An Auckland taxi driver who tested positive for Covid-19 may have been infectious while transporting essential workers in lockdown.
By Rebecca Moore and Alan Kenyon
The driver, who is now in managed isolation with his family, does not know how he contracted the virus.
Co-op Taxis Auckland operations manager Shaun Williams on Monday told 1News he was made aware of the positive case on Thursday, September 30. He said the company was contacted by both Auckland Regional Public Health and the driver himself that day.
The news comes after the Blue Bubble Taxi driver worked on the night's of Friday 24 September and Saturday 25 September, up until about 11pm. Then Sunday was his normal day off.
"He felt fine on Sunday, he woke up Monday, he said, he sort of had a bit of a sore throat so he took the day off. Tuesday, same thing, still feeling unwell so he took the day off then went and got a test done later that day and stayed off duty until the result came back which was unfortunately positive on Thursday," Williams said.
"Whilst he was sick he stayed off."
Williams also said the driver had done everything right - he had had his first dose of the Covid-19 vaccine and was booked in to get his second dose on Wednesday October 6. He also wore a mask while driving, cleaned the car after each trip and did not have contact with any other driver.
But Williams said Auckland Regional Public Health believe he may have been infectious the Friday and Saturday night he last worked.

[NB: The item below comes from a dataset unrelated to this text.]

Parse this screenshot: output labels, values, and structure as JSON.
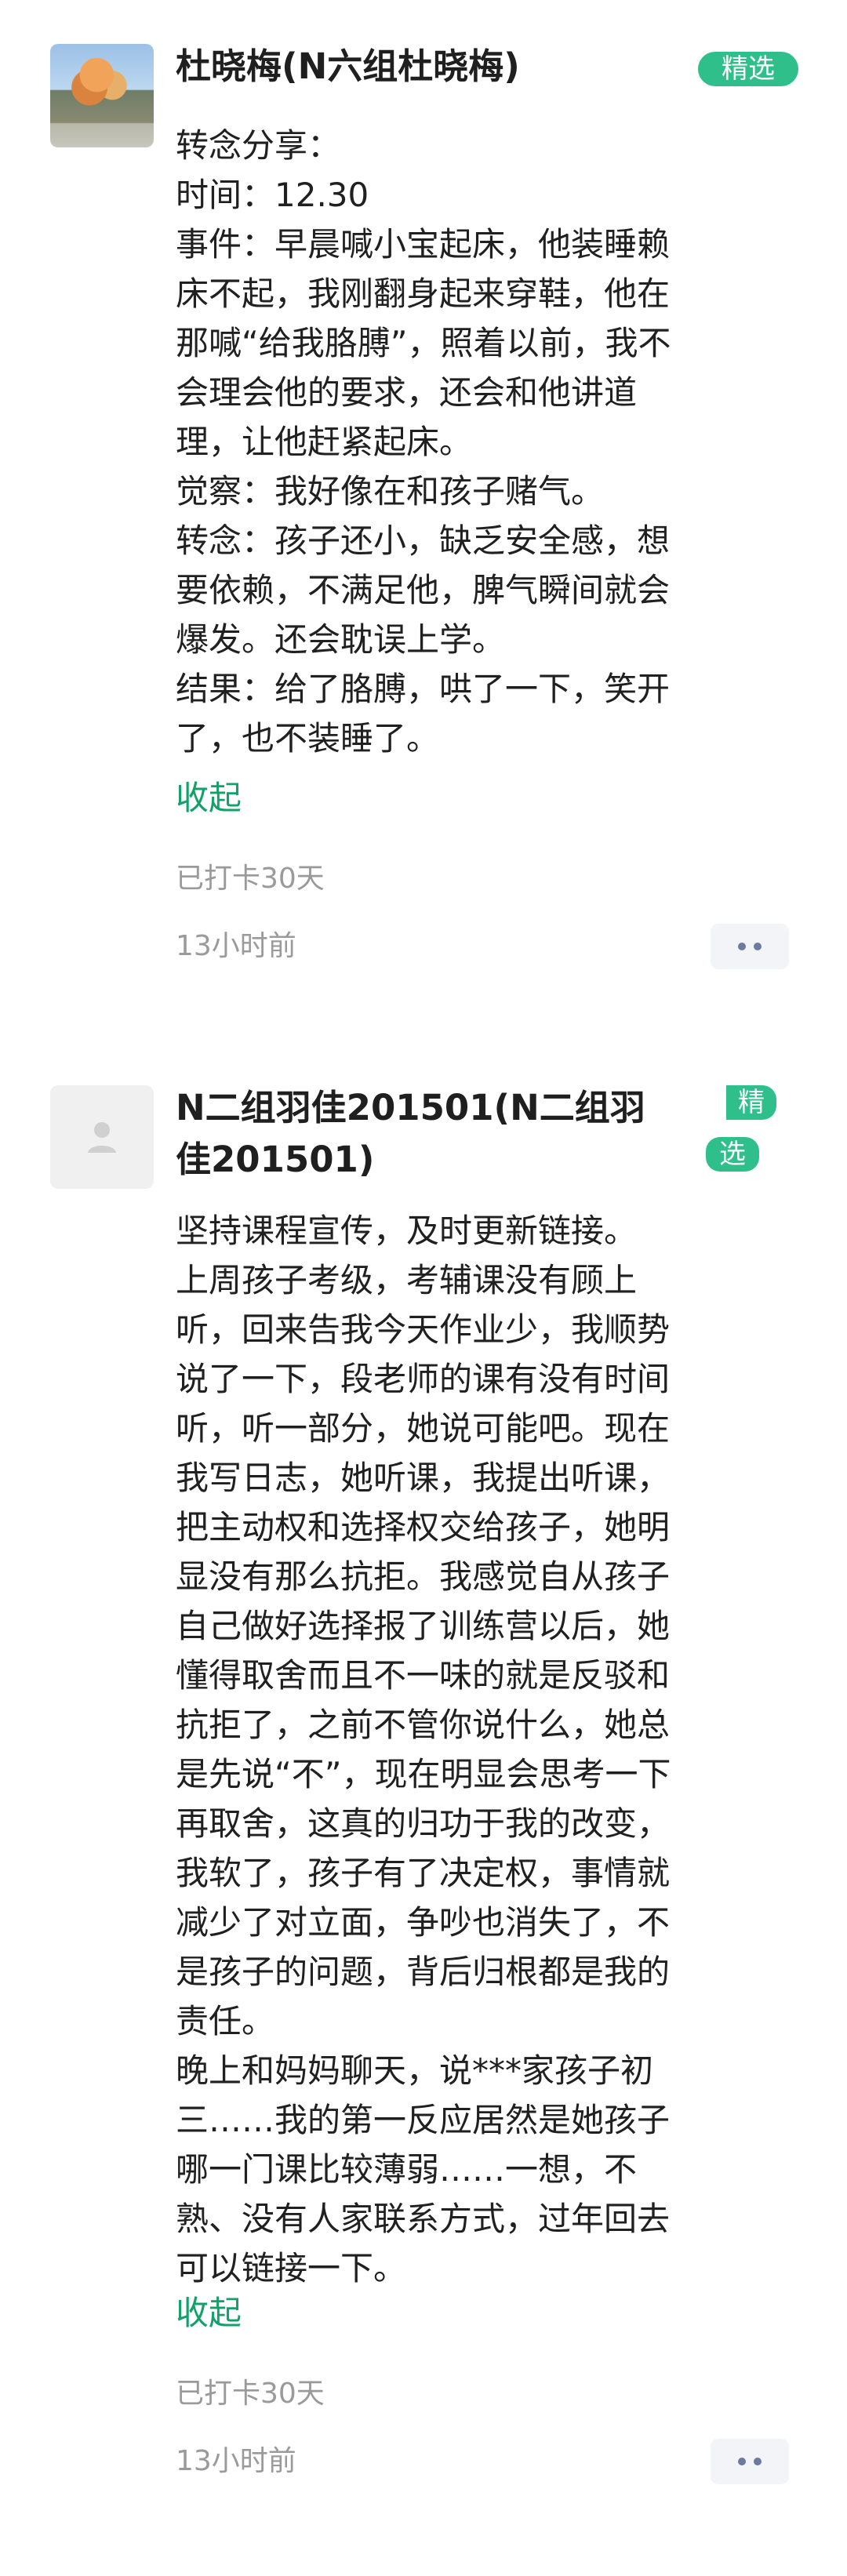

"The vehicles all have their own QR codes anyway so they'd already pulled all that information, but we provided them the jobs from our system as well just to make sure that we did capture them all because you're not guaranteed, everyone has scanned though so it's right there, and you tell them to and also some people don't have smartphones."
He said they provided all the jobs for those two days, then after a further request, they provided details for trips prior to those two days to try and locate the point of infection to the driver.
"I believe at this stage it's still a little bit of a mystery as to where he's got it from, he hasn't been in contact with any close contacts or anything like that so they're trying to work through, trying to figure out where that's come from.
"It's unfortunate he doesn't know where he's got it from but he's done really well with his response to it and I believe there's no risk to any of our fleet because he has not interacted with any other driver, our office is closed and everything has been done via phone as well so there's no chance of interacting with the staff or anything."
Williams said when he last spoke with the driver, his family, who are also in MIQ, were getting tested but he hasn't heard back if about the outcome of their test results. He plans to touch base with the driver later on Monday.
When asked how the driver was doing, Williams said he was "surprisingly well" both physically and mentally.
"He said he's just fine, he's got a bit of a sore throat but he did really well to still take the day off an go and get tested the following day when it was still there, but he said reading what some people get he's got it very mildly so he's been in really good spirits."
It's hoped the effects of his mild infection have been alleviated by having one dose of the Pfizer jab.
Williams said of the company's 900-strong fleet, 400 people were vaccinated.
"As a percentage it doesn't look that high but last week I had a look at those who are operational, sort of working at the moment, because of Covid quite a lot of guys have opted to take the period off, so we have around, I think it was just under 300 drivers working - this is just a snapshot in a day last week - and over 90 per cent of those who were on the road were fully vaccinated."
He added that when booking a taxi, people had the option to request a vaccinated driver at no extra cost.
But Williams said the company had written to Covid-19 Response Minister Chris Hipkins in March, with no response, then again in July, to ask for taxi drivers to be in an earlier group to get vaccinated, but in July they got denied.
Hipkins said today that border workers and those working in health and emergency, and their families and housemates, were prioritised earlier in the rollout.
Taxi and ride share drivers were included when there was an expansion of the prioritised essential worker groups in August and September.
"This meant they could be given priority for vaccination appointments if they hadn’t already been vaccinated."
When contacted for more information about the taxi driver, a Ministry of Health spokesperson told 1News: "For privacy reasons, wherever possible, the Ministry of Health does not comment on individual cases or situations unless there are compelling public health reasons to do so.
"Confirmed cases of Covid-19 are announced at 1pm each day, unless there is a pressing public health need to do so earlier."